Zunicore adds GPUs to clouds
Cloudy child follows hosting parent into HPC
Zunicore, the cloudy infrastructure division of Peer 1 Hosting, is going ceepie-geepie hybrid and making its cloud suitable for parallel supercomputing workloads that are goosed by GPU coprocessors.
The GPU-assisted cloud capacity is in beta testing now and will be opened up to commercial customers in July, a spokesperson at Zunicore tells El Reg.
Zunicore already peddles cloud capacity based on x86 coprocessors via an easy-to-use self-service portal that lets customers buy virtualized CPU, memory, disk, and network capacity on an hourly basis and pool it together. Zunicore does not offer preconfigured and static virtual server images, like Amazon with its EC2 cloud, but lets you set the virtual capacity you need. The Zunicore cloud fabric also has autoscaling to dial capacity up and down as the workload demands, which normal virtual server hosting available through its Peer 1 parent does not.
The Zunicore cloud was launched last November by Peer 1, which has 18 data centers in Canada (it is headquartered in Vancouver, British Columbia and its stock trades on the Toronto Stock Exchange), the US, and the UK. Since its launch last fall, Zunicore has added 3,700 customers to its infrastructure cloud (those numbers are through the end of March).
Like other cloud providers, Zunicore has built its fluffy infrastructure on two-socket Xeon servers, and the base hardware underlying virtual machines comes with 32GB of main memory, 400GB of local disk capacity a Gigabit Ethernet private and public network, and a 10 Gigabit Ethernet option if you want to create a virtual cluster in the pool of Zunicore machines.
Now, if you want to put an Nvidia Tesla M2050 GPU into the server, and you are willing to wait for 15 minutes for it to be configured, Zunicore can now offer you a ceepie-geepie setup.
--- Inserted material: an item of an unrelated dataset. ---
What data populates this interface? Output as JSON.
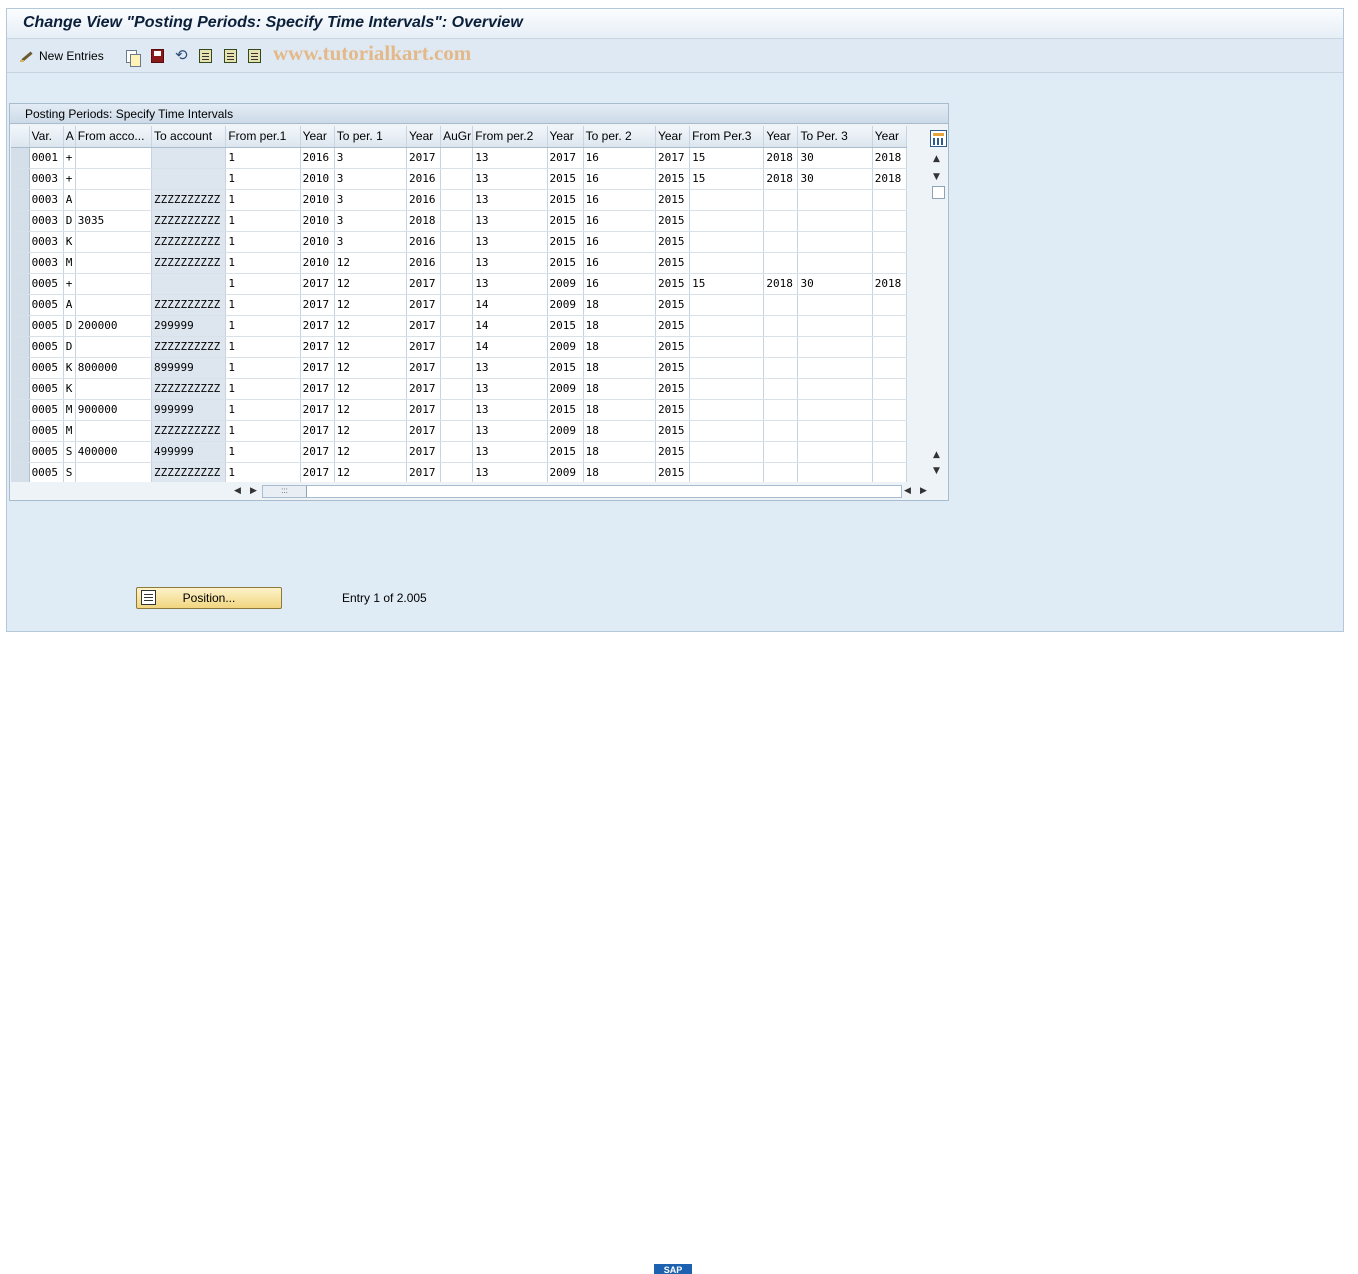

You can be billed hourly or monthly for the GPU capacity, just like with other resources on the Zunicore cloud.Zunicore will be adding support for the faster M2090 GPU coprocessors at some future date.
In terms of operating systems Zunicore's cloud supports Red Hat Fedora and Enterprise Linux, CentOS (the clone of RHEL), the raw Debian Linux and its commercialized Canonical Ubuntu Linux, plus Gentoo Linux. You can also use FreeBSD Unix and Microsoft's Windows Server 2003 and 2008 in its many edition permutations.
At the moment, Zunicore has 50 servers pre-configured with Tesla GPUs and can scale it up to 200 nodes. The M2050 has 515 gigaflops of raw double-precision floating point math oomph. With one card per server, you're talking just under 26 teraflops of oomph on 50 nodes, and with all 200 nodes, that is 103 teraflops.
If Zunicore could get two GPUs into a server (which is not necessarily a foregone conclusion), you could possibly double that up to 206 teraflops. None of that math counts the x86 processing, which adds a bit more on top of this.
Zunicore is also allowing you to configure GPUs on barebones servers that have not been virtualized if you want, and of course you can load the cluster manager and workload manager of your choice on the pool of hybrid CPU-GPU machines.
Pricing on the Zunicore GPU options have not been announced yet. You can set the number of cores, the amount of memory and the amount of storage capacity on the SAN to whatever you want, but just for the sake of gauging the price, a Zunicore virtual machine with one core, 1GB of memory, and 50GB costs $45 per month or 6 cents per hour.
A large configuration with eight cores, 15.5GB of memory, and 620GB of SAN storage costs $311 per month or 43 cents per hour. You don't pay for inbound network bandwidth, but you do have at pay an addition 12 cents per gigabyte for data leaving the Peer 1 network from "your" machines.
Zunicore's parent, Peer 1, actually beat Amazon into the CPU-GPU hosting space when it launched its GPU Cloud a few weeks after Amazon launched its HPC cloud instances  but many months before Amazon added GPUs. Peer 1 slapped some S1070 and M2050 GPUs in its Toronto and London data centers. The machines with M2050s ran $1,000 per GPU per month.
Earlier this month , SoftLayer, another cloud provider based in Dallas, Texas, added a Tesla M2090 (rated at 665 gigaflops) to its cloudy infrastructure for making virtual HPC clusters. A dedicated server with a single Xeon E5-2620 processor and 16GB of memory costs $500 per month at SoftLayer, and adding the Tesla M2090 and a 500GB SATA disk boosts the price to $879 per month. That's more or less on par with what Peer 1 is charging for hosted CPU-GPU capacity.
It will be interesting to see what the hourly capacity will be on a Zunicore two-socket server with two GPUs when it is available in July. ®